Instructions for the task: Check every line below, and copy those that include "options".

Records shown:
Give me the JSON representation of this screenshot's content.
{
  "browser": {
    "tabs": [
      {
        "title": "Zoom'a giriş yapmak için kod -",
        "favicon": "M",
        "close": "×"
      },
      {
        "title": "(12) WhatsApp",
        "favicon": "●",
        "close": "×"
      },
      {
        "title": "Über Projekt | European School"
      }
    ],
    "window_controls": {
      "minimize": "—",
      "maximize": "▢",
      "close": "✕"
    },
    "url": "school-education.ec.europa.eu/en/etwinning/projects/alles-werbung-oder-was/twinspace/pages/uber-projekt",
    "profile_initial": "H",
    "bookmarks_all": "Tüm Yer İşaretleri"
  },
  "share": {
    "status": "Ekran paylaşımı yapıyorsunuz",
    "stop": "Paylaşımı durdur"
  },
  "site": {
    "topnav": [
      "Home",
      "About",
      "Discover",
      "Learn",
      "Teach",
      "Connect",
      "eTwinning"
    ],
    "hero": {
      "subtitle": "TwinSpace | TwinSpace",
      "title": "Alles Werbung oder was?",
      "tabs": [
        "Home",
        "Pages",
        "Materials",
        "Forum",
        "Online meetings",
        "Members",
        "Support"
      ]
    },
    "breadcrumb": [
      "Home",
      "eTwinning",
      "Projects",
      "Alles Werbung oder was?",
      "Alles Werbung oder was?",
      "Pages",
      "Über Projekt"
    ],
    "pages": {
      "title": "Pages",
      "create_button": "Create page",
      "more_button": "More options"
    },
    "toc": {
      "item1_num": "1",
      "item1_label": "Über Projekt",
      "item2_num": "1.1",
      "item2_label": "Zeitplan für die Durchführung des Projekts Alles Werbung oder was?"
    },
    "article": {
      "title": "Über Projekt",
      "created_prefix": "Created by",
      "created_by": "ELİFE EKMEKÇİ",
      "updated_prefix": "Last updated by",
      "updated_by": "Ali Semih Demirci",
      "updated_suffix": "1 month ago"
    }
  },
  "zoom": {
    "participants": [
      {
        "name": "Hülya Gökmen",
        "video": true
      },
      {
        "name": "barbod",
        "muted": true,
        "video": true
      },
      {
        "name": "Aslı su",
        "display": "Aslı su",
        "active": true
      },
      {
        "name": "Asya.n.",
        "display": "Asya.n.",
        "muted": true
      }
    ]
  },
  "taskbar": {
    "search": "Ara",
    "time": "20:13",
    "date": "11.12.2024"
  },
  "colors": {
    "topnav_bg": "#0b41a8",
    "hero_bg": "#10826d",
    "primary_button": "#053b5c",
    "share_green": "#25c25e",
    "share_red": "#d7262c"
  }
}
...
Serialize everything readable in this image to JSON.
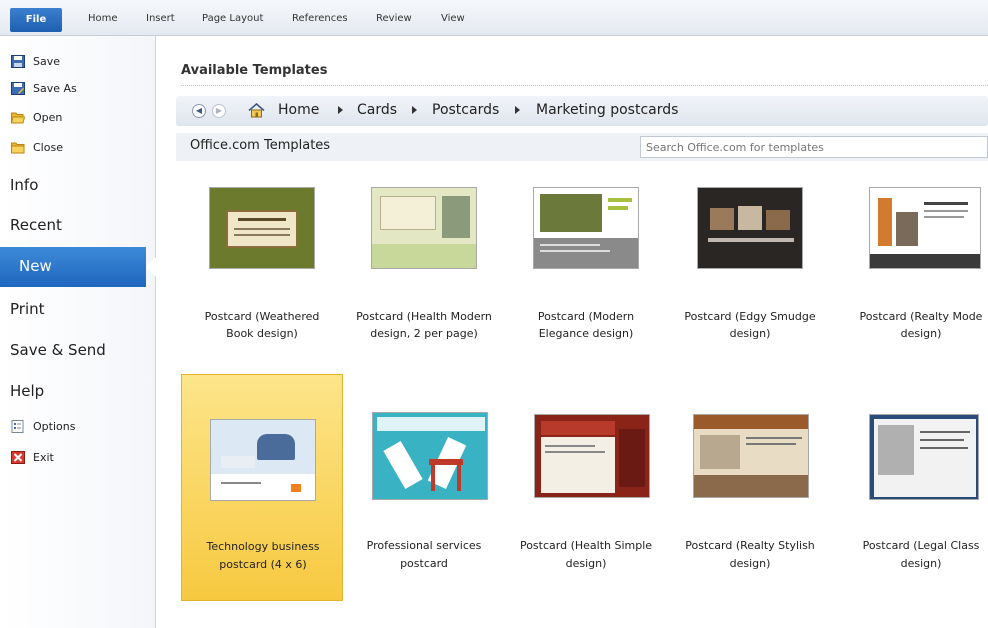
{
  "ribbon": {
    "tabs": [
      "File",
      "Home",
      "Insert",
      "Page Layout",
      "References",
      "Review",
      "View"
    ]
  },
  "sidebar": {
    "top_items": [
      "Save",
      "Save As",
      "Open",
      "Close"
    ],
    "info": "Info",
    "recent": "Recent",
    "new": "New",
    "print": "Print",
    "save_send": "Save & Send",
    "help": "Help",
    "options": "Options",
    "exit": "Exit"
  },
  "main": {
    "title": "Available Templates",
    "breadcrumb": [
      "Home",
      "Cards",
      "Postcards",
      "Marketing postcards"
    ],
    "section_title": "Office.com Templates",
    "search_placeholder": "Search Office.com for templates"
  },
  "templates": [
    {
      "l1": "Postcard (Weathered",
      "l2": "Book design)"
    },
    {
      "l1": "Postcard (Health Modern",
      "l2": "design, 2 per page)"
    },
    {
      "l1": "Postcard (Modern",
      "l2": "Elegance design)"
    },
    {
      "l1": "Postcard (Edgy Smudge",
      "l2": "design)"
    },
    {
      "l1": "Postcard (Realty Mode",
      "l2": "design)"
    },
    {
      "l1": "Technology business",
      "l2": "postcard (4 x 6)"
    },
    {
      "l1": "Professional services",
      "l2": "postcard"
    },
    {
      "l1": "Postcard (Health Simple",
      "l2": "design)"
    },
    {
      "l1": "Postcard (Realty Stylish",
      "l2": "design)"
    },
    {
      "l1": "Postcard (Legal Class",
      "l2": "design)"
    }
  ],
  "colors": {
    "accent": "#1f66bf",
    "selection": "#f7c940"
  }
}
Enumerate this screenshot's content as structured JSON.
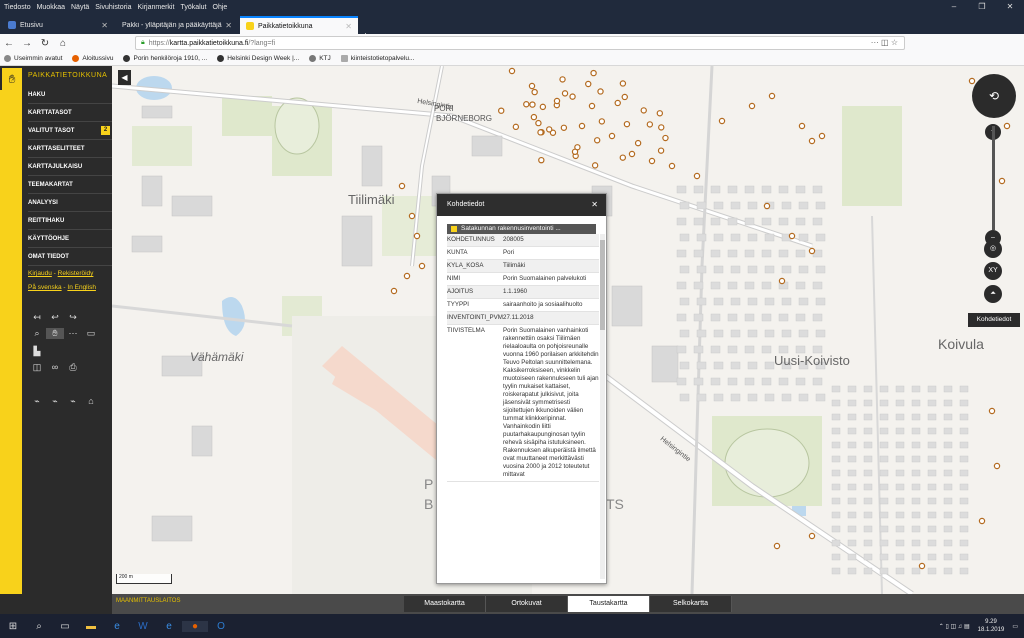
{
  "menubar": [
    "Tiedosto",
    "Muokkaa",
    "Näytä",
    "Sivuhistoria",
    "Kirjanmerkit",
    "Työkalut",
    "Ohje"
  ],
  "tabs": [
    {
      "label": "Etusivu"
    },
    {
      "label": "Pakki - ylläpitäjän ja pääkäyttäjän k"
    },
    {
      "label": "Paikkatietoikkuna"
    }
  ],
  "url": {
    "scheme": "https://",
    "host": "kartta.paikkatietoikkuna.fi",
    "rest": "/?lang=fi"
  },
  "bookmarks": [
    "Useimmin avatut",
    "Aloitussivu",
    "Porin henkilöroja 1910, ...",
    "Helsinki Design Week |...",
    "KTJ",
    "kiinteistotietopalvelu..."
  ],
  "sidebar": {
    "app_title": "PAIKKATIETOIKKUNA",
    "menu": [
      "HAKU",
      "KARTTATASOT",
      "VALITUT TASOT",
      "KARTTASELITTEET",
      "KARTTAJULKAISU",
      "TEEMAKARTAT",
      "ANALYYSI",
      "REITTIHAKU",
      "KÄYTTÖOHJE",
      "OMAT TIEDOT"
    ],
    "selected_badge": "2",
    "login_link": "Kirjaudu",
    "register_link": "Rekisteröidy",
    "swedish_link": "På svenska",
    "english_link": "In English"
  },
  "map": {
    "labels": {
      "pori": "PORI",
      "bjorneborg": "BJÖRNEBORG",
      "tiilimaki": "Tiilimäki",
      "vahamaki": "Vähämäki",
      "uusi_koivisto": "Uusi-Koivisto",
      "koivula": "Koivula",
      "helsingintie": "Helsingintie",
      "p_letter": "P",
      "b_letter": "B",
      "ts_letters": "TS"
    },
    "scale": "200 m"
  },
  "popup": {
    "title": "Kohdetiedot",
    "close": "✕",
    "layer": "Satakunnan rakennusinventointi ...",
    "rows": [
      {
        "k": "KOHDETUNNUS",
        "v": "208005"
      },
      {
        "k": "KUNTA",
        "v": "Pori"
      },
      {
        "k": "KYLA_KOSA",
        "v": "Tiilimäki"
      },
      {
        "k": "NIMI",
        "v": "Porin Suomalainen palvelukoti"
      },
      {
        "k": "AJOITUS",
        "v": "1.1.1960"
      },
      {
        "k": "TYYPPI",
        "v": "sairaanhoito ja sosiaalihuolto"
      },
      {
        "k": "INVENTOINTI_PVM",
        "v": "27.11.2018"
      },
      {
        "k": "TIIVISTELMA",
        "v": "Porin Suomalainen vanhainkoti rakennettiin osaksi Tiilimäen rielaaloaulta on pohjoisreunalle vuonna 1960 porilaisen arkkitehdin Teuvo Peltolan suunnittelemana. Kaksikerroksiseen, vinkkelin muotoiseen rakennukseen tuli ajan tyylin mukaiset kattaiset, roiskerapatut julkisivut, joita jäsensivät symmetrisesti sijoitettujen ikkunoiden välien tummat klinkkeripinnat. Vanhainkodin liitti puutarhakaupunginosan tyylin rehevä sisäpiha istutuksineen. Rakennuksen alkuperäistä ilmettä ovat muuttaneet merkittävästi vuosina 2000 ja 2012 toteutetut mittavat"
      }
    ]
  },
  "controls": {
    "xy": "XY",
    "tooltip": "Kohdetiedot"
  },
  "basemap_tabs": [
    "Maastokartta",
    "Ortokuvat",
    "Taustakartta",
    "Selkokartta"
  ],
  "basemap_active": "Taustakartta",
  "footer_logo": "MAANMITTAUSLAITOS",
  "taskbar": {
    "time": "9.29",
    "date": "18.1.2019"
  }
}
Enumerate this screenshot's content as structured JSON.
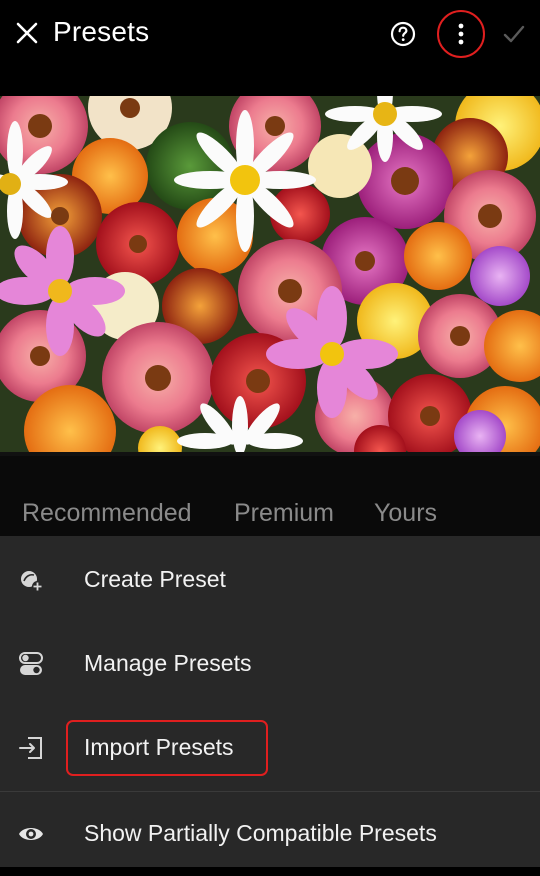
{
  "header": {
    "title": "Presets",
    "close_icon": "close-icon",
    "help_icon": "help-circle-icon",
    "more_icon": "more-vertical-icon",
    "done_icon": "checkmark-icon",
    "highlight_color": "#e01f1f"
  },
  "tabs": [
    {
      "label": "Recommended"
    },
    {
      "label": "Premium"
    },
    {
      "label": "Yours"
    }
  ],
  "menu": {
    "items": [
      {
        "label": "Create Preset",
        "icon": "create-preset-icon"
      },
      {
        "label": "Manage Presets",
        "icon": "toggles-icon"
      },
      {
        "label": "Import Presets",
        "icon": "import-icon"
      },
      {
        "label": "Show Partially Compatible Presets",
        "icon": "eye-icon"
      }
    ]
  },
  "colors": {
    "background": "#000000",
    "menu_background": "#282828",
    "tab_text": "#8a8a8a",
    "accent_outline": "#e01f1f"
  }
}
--
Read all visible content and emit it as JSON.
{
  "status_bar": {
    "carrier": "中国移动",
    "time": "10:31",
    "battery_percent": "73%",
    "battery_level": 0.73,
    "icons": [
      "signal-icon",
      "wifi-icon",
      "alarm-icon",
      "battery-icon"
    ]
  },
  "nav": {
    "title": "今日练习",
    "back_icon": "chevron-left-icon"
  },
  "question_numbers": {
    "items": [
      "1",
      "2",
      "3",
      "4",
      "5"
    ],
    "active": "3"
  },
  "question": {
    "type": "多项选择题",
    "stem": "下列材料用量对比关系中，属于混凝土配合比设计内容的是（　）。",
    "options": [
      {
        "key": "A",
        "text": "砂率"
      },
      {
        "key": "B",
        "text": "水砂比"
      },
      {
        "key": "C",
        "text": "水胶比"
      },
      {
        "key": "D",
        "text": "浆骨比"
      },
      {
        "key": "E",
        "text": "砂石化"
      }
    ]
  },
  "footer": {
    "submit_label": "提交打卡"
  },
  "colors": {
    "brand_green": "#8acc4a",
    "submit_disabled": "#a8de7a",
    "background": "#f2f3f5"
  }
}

Reply:
      "more_button": "More options"
    "options": "Options",
    "options": [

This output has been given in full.